Being proud of the failures
We all make mistakes. Mine have included making decisions above my pay grade, sharing information in a meeting which I ‘thought’ everyone knew and not kissing Katie Patterson when her big sister locked us in the shed together (true story).
Believe it or not, organisations make mistakes too. We commission projects which don’t do as well as we thought they would, we employ people that don’t end up performing well and we add things up wrong so that our accounts are more entangled than a plate of spaghetti. And the similarities between personal and organisational mistakes?
We cover them up.
The general consensus is that if you can hide things away well enough or spin it around so that a new set of success measurements are achieved then you’ve won. There’s always next year after all, and neither you nor the organisation can then be accused of not being good enough – solid reputational risk management, surely?

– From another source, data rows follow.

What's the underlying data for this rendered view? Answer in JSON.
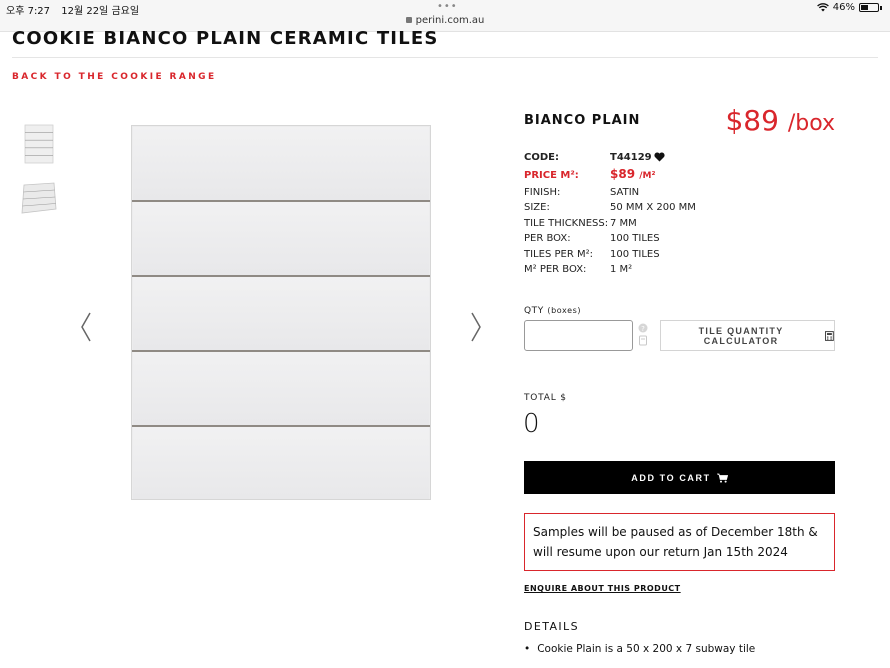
{
  "status_bar": {
    "time": "오후 7:27",
    "date": "12월 22일 금요일",
    "url": "perini.com.au",
    "battery": "46%"
  },
  "page": {
    "title": "COOKIE BIANCO PLAIN CERAMIC TILES",
    "back_link": "BACK TO THE COOKIE RANGE"
  },
  "product": {
    "name": "BIANCO PLAIN",
    "price": "$89",
    "price_unit": "/box",
    "specs": {
      "code_label": "CODE:",
      "code": "T44129",
      "price_m2_label": "PRICE M²:",
      "price_m2": "$89",
      "price_m2_unit": "/M²",
      "finish_label": "FINISH:",
      "finish": "SATIN",
      "size_label": "SIZE:",
      "size": "50 MM X 200 MM",
      "thickness_label": "TILE THICKNESS:",
      "thickness": "7 MM",
      "per_box_label": "PER BOX:",
      "per_box": "100 TILES",
      "tiles_per_m2_label": "TILES PER M²:",
      "tiles_per_m2": "100 TILES",
      "m2_per_box_label": "M² PER BOX:",
      "m2_per_box": "1 M²"
    }
  },
  "order": {
    "qty_label": "QTY",
    "qty_unit": "(boxes)",
    "qty_value": "",
    "calculator_label": "TILE QUANTITY CALCULATOR",
    "total_label": "TOTAL $",
    "total_value": "0",
    "add_to_cart": "ADD TO CART"
  },
  "notice": "Samples will be paused as of December 18th & will resume upon our return Jan 15th 2024",
  "enquire": "ENQUIRE ABOUT THIS PRODUCT",
  "details": {
    "heading": "DETAILS",
    "items": [
      "Cookie Plain is a 50 x 200 x 7 subway tile"
    ]
  },
  "colors": {
    "accent": "#d9262c",
    "cart_button": "#000000"
  },
  "icons": {
    "wishlist": "heart-icon",
    "cart": "cart-icon",
    "calculator": "calculator-icon",
    "prev": "chevron-left-icon",
    "next": "chevron-right-icon"
  }
}
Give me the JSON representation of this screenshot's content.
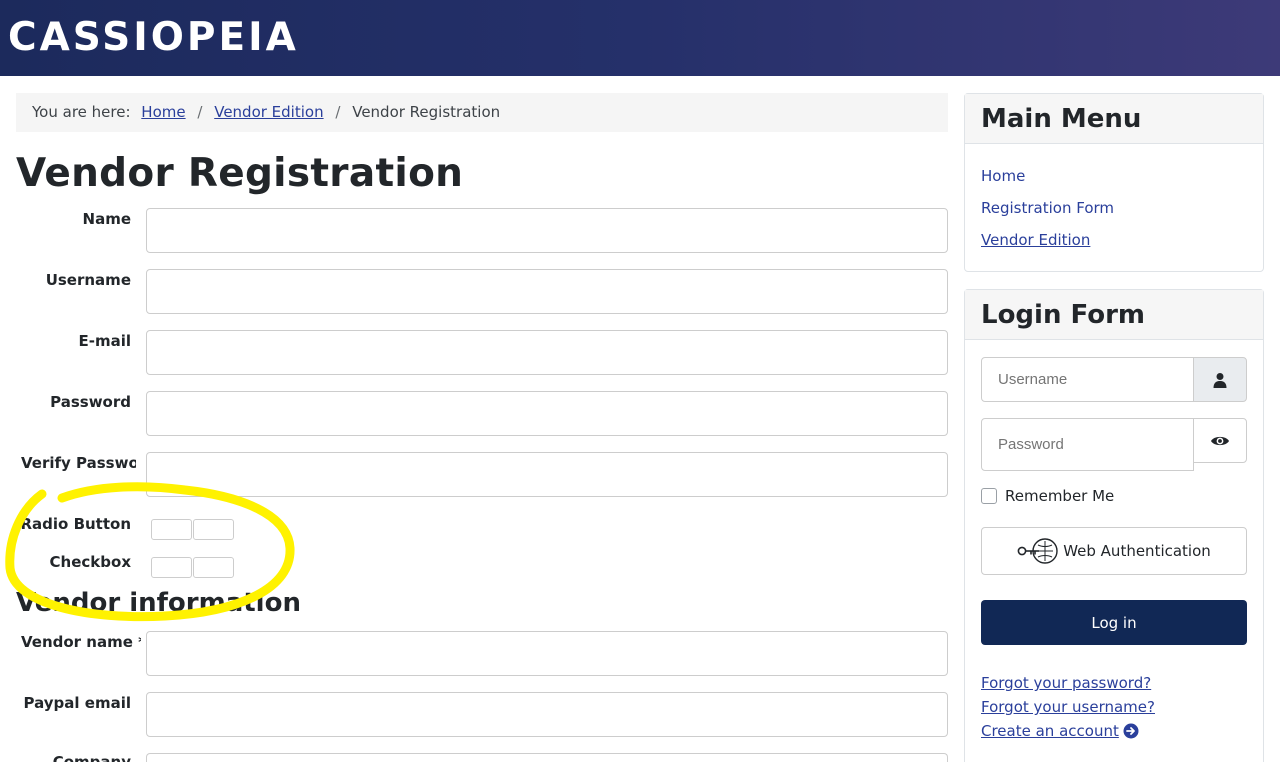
{
  "site": {
    "brand": "CASSIOPEIA"
  },
  "breadcrumb": {
    "prefix": "You are here:",
    "items": [
      "Home",
      "Vendor Edition",
      "Vendor Registration"
    ]
  },
  "page": {
    "title": "Vendor Registration"
  },
  "registration_form": {
    "fields": [
      {
        "label": "Name",
        "value": ""
      },
      {
        "label": "Username",
        "value": ""
      },
      {
        "label": "E-mail",
        "value": ""
      },
      {
        "label": "Password",
        "value": ""
      },
      {
        "label": "Verify Password",
        "value": ""
      }
    ],
    "radio_label": "Radio Button",
    "checkbox_label": "Checkbox"
  },
  "vendor_section": {
    "title": "Vendor information",
    "fields": [
      {
        "label": "Vendor name *.",
        "value": ""
      },
      {
        "label": "Paypal email",
        "value": ""
      },
      {
        "label": "Company",
        "value": ""
      }
    ]
  },
  "main_menu": {
    "title": "Main Menu",
    "items": [
      "Home",
      "Registration Form",
      "Vendor Edition"
    ],
    "active_item": "Vendor Edition"
  },
  "login_form": {
    "title": "Login Form",
    "username_placeholder": "Username",
    "password_placeholder": "Password",
    "remember_label": "Remember Me",
    "webauthn_label": "Web Authentication",
    "login_button": "Log in",
    "forgot_password": "Forgot your password?",
    "forgot_username": "Forgot your username?",
    "create_account": "Create an account"
  },
  "colors": {
    "header_start": "#1c2a5c",
    "header_end": "#3d3a78",
    "link": "#2a3f9b",
    "primary_button": "#112855",
    "annotation_highlight": "#fff200"
  },
  "icons": {
    "username_addon": "user-icon",
    "password_addon": "eye-icon",
    "webauthn": "webauthn-key-icon",
    "create_account": "arrow-circle-right-icon"
  }
}
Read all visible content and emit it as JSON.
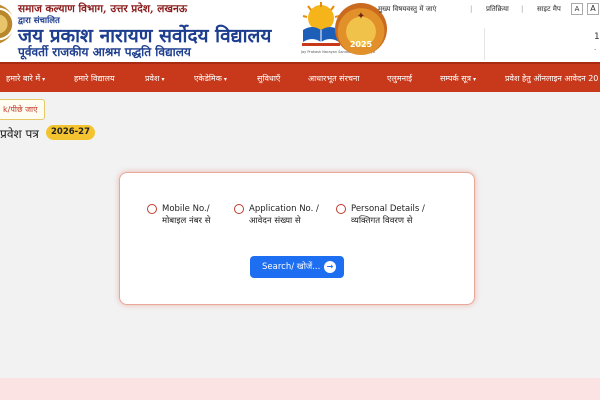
{
  "header": {
    "org_line1": "समाज कल्याण विभाग, उत्तर प्रदेश, लखनऊ",
    "org_line2": "द्वारा संचालित",
    "title": "जय प्रकाश नारायण सर्वोदय विद्यालय",
    "subtitle": "पूर्ववर्ती राजकीय आश्रम पद्धति विद्यालय",
    "badge_year": "2025",
    "right_number": "1"
  },
  "toplinks": {
    "main_content": "मुख्य विषयवस्तु में जाएं",
    "feedback": "प्रतिक्रिया",
    "sitemap": "साइट मैप",
    "font_small": "A",
    "font_large": "A"
  },
  "nav": {
    "items": [
      {
        "label": "हमारे बारे में",
        "dropdown": true
      },
      {
        "label": "हमारे विद्यालय",
        "dropdown": false
      },
      {
        "label": "प्रवेश",
        "dropdown": true
      },
      {
        "label": "एकेडेमिक",
        "dropdown": true
      },
      {
        "label": "सुविधाएँ",
        "dropdown": false
      },
      {
        "label": "आधारभूत संरचना",
        "dropdown": false
      },
      {
        "label": "एलुमनाई",
        "dropdown": false
      },
      {
        "label": "सम्पर्क सूत्र",
        "dropdown": true
      },
      {
        "label": "प्रवेश हेतु ऑनलाइन आवेदन 20",
        "dropdown": false
      }
    ],
    "caret": "▾"
  },
  "main": {
    "back_link": "k/पीछे जाएं",
    "page_title": "प्रवेश पत्र",
    "year_badge": "2026-27"
  },
  "search": {
    "options": [
      {
        "line1": "Mobile No./",
        "line2": "मोबाइल नंबर से"
      },
      {
        "line1": "Application No. /",
        "line2": "आवेदन संख्या से"
      },
      {
        "line1": "Personal Details /",
        "line2": "व्यक्तिगत विवरण से"
      }
    ],
    "button_label": "Search/ खोजें...",
    "button_icon": "→"
  },
  "colors": {
    "navbar": "#c8391b",
    "accent_blue": "#1e6ef2",
    "badge_yellow": "#f4c430",
    "title_blue": "#1d3d8f",
    "card_border": "#e9a89a",
    "footer_band": "#fbe3e3"
  }
}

Well, no. You or your organisation still got it wrong; the only thing you might have got right was the cover-up. And the better the cover up, the more complete the mistake and failure. The better you hide things away not only from others but from yourself, the less likely you or your organisation are to learn anything from the whole experience and therefore the more likely you are to repeat it in future.
One of the joys of having children is that you have an excuse to watch children’s films and one of my favourites at the moment is Meet the Robinsons. I won’t ruin the story by revealing the plot (and it is a great film by the way!) but I will share one of the core tenants of the main characters; keep moving forward. The idea is that everyone is going to fail, the important thing is to fail spectacularly and then learn from it, moving you and your project forward in the process.
In local government however we seem to see any setback, however minor, as a major failure and verging on disaster. This very blog nearly died before it had lived after one such overreaction, and I’m certain each and every one of you will have experienced some degree of cover-up. It might be as simple as saying “well, we meant to do it that way” or might be bigger and involve ensuring that certain angles are taken when the inevitable post-mortem is carried out.
I remember one of my own first big foul-ups. I was running a series of community engagement events, and had been asked to do it all at very short notice. In three and a half weeks I’d managed to bring together a team of eighteen delivery staff, get local press excited, have a dozen organisations sign up to attend along with some of their members, developed a session plan, produced all the powerpoints needed and arranged for refreshments. I’d had help doing this of course, but overall I was responsible for it and worked my rear end off to make sure everything was under control.
Turns out you can’t control the weather. We experienced some pretty significant snow that day, a risk I’d not built into the initial plans, and in the end only a third of the participants expected turned up. The staff all turned up late so missed the briefings and hadn’t read through their briefing notes so felt unprepared, and one of the boxes full of equipment wasn’t brought so we had to improvise a lot of stuff. The presentations also turned out to be a bit long, and feedback from participants was that whilst they enjoyed it there were things which could be improved.
I was shattered. Despite all my work it wasn’t a Hollywood ending, and I dreaded the next day in the office where I knew my line manager would be waiting for me. Sure enough, a review meeting had been scheduled in, during which all staff went through and listed all of the things which went wrong. To compound the whole horrific experience I made the final error of taking responsibility for not expecting and planning for the unexpected, and accepted that there was more that could have been done in advance to ensure its success.
However, what I didn’t do was repeat these errors. For the next in that series of events I ensured all of the equipment was taken, that there were backups, that the staff were almost over-briefed, that the presentation was trimmed and that I checked the weather to react as needed.
And I didn’t get so hung up about my mistakes again. I took each of those lessons and not only learnt from them but shared those experiences with others. I wrote a case study, and used it to inform an event pack with checklists and plans for similar events which I both used myself and shared with colleagues. Since then we’ve not been caught out by bad weather again.
Now, when I have interviews and am asked the traditional “tell us when something went wrong and what you did about it” question I have an answer. I am open about what happened, what I did differently and how that changed my own and my colleagues work practices in the future. I have faith that if I hadn’t thrown my hands up, accepted responsibility and told others what went wrong that many of my colleagues might have made similar or identical mistakes. As I worked in a team which ended up delivering many similar events this could have had a much wider and more negative impact on our work than that first event had.
And that’s where I feel we are missing a trick in local government. We expect perfection first time, and anything less is deemed not good enough. Learning is something you do at university or whilst on training courses, not something you do in the workplace. Projects which aren’t 100% successful have their parameters shifted, good news amplified and lessons learnt suppressed.
So I say to you; embrace your failures. When something goes wrong don’t just fix it and move on; tell others what went wrong and how you fixed it, so they don’t make the same mistakes themselves. Be proud of your failures, learn from them and then be sure you don’t repeat them. At least that way, before too long your mistakes will be far more interesting than they used to be.Explore posts in the same categories: We love the Council comment below, or link to this permanent URL from your own site.